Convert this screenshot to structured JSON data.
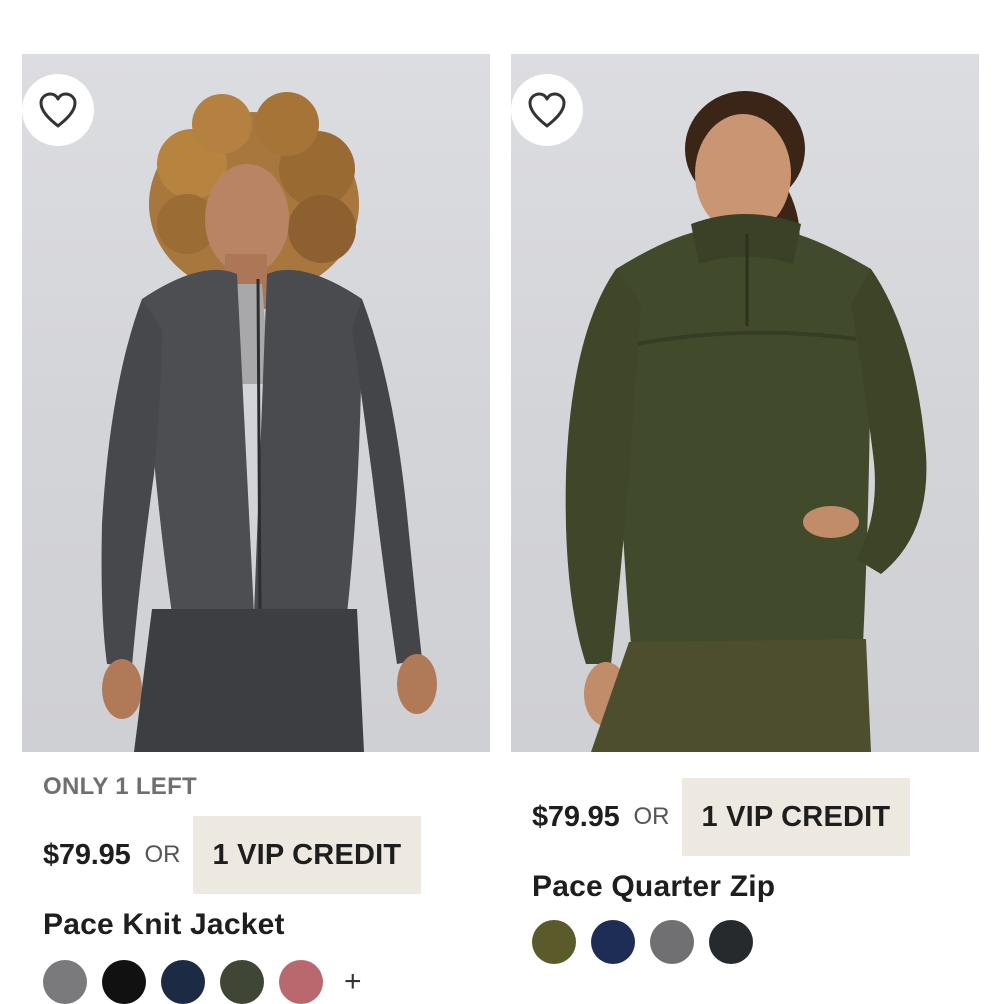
{
  "products": [
    {
      "stock_label": "ONLY 1 LEFT",
      "price": "$79.95",
      "or_label": "OR",
      "vip_label": "1 VIP CREDIT",
      "name": "Pace Knit Jacket",
      "favorite_icon": "heart-outline-icon",
      "swatch_colors": [
        "#7a7a7c",
        "#111111",
        "#1c2a44",
        "#3f4636",
        "#b9686d"
      ],
      "more_colors_label": "+"
    },
    {
      "price": "$79.95",
      "or_label": "OR",
      "vip_label": "1 VIP CREDIT",
      "name": "Pace Quarter Zip",
      "favorite_icon": "heart-outline-icon",
      "swatch_colors": [
        "#5a5a2a",
        "#1e2d55",
        "#707073",
        "#272a2c"
      ]
    }
  ]
}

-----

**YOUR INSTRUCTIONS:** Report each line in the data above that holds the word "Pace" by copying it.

**ANSWER TO THIS EXERCISE:**
      "name": "Pace Knit Jacket",
      "name": "Pace Quarter Zip",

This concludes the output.